The biggest risk to the television industry isn't the folks who are cutting the cord to their cable TV. It's the people who won't buy the cord in the first place.
A report issued Monday by Credit Suisse media analyst Stefan Anninger warns that today's teenagers are tomorrow's "cord-nevers."
"They are growing up in an Internet-based video culture in which the mantras of 'why would I
pay for TV?,' 'pay TV is a rip-off' and, 'I can find that for free on the web' are getting
louder. We fear that some of these consumers will find pay TV far less relevant to their
lives than do today’s adults," Anninger wrote.
In his report, Anninger predicted that the multichannel video universe will drop by 200,000 subscribers in 2012 to 100.5 million.
Most of the major multichannel video program suppliers (MVPDs) have seen subscriber numbers fall over the last few years. Those declines have been blamed on a weak economy. Anninger says that while the economy has indeed played a big part in people deciding to go without a pay-TV service, to assume that the numbers will grow in an economic recovery is "Pollyannaish and overlooks the longer-term behavioral shift that younger consumers are undergoing."

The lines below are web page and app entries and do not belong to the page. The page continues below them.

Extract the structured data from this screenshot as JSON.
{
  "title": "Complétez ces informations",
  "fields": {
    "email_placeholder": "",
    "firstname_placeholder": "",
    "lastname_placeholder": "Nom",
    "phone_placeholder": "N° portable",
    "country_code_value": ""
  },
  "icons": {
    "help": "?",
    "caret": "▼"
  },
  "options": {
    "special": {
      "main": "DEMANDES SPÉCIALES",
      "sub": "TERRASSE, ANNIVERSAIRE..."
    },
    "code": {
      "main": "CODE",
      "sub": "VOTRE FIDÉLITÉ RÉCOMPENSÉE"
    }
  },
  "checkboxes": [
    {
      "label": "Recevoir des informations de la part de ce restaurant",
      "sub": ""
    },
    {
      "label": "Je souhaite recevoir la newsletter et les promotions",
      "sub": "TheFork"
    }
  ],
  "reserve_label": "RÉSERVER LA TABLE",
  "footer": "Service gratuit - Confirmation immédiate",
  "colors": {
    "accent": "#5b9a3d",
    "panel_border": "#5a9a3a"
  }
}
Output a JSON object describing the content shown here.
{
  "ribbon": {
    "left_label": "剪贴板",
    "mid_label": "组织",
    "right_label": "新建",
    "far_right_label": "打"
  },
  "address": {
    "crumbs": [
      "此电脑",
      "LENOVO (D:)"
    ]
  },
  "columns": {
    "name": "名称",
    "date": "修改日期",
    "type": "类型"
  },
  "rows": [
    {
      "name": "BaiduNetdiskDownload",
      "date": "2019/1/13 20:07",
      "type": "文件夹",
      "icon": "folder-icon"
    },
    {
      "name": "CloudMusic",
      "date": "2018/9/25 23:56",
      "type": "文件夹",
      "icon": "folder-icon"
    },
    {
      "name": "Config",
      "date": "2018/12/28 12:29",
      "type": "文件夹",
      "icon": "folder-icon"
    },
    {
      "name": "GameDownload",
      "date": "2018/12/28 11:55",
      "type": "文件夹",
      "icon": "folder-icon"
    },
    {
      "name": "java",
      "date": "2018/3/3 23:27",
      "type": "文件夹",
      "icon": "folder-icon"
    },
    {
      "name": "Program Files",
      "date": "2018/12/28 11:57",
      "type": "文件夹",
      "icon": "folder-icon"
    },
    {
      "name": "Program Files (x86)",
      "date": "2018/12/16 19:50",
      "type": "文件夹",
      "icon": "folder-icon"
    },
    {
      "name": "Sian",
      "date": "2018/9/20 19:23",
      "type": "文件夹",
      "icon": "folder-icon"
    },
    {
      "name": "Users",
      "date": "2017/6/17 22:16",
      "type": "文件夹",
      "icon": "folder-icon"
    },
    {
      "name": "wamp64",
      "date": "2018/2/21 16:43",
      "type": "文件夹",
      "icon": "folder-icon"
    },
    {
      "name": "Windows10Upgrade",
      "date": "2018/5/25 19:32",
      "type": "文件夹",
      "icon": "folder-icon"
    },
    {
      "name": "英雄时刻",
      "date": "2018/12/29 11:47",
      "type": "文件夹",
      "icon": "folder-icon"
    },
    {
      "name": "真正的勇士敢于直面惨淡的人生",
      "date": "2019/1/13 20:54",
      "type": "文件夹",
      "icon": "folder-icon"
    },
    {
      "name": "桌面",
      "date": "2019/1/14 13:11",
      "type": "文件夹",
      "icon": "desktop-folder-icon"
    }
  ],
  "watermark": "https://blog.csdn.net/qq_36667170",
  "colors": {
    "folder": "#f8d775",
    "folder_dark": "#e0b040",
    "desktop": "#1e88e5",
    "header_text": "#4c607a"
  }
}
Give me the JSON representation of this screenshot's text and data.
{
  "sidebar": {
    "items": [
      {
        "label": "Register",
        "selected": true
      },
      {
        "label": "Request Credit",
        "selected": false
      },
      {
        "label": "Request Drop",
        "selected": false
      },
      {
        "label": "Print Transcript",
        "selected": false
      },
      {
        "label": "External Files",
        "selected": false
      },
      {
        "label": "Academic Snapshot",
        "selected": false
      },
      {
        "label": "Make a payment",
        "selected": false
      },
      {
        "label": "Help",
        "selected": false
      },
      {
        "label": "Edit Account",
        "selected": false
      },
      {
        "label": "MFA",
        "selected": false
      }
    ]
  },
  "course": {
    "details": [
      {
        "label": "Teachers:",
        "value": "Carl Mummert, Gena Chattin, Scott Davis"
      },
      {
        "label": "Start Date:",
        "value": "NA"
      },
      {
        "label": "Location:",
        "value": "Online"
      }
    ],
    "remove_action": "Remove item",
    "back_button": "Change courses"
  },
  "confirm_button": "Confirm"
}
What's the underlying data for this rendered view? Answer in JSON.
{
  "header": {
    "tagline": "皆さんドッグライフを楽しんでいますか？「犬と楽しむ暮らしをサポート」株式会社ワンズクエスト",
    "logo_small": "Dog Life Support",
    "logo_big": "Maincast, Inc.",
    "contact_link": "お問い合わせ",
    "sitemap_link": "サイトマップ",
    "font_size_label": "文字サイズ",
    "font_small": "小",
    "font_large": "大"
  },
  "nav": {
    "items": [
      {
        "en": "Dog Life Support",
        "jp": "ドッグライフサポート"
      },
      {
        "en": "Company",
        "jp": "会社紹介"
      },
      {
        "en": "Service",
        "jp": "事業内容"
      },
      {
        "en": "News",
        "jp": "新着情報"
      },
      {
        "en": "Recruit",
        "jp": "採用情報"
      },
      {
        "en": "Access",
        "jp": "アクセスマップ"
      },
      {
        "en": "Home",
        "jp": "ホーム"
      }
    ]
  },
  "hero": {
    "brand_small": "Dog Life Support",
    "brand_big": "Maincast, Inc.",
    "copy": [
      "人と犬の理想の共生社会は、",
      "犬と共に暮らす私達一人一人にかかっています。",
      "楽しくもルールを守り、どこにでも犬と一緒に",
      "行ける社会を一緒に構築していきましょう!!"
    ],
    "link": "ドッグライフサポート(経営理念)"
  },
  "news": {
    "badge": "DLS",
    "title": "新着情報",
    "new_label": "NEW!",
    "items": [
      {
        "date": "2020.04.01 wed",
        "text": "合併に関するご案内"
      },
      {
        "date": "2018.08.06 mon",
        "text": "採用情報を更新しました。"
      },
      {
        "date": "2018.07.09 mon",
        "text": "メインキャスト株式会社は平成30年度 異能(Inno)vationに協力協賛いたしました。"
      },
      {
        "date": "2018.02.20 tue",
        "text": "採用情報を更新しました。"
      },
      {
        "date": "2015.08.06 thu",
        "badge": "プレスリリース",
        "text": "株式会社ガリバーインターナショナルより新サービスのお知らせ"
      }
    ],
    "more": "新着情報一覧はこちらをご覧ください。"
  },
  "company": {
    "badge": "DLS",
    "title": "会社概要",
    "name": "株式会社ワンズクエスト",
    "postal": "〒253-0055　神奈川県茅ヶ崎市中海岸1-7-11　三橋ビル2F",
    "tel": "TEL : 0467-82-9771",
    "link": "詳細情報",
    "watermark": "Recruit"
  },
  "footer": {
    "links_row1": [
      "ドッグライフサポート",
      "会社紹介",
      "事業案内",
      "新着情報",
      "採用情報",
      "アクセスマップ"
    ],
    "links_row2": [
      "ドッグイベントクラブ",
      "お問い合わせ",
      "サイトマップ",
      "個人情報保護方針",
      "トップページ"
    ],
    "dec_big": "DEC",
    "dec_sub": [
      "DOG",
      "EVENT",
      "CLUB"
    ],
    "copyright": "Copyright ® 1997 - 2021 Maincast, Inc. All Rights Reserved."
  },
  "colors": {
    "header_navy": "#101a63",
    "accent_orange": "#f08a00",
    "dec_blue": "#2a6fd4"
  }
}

Won't kids ultimately grow up and come around to pay cable? The same thing was said about kids getting land-line telephones, Anninger said, but many consumers use only a mobile phone for their telecommunications needs.
The MVPDs, Anninger said, need to start offering lower-priced programming packages. Some operators -- including Time Warner Cable and Comcast -- are doing just that. The problem is that typically those packages don't carry all the big -- and thus more expensive -- cable networks including ESPN.
-- Joe Flint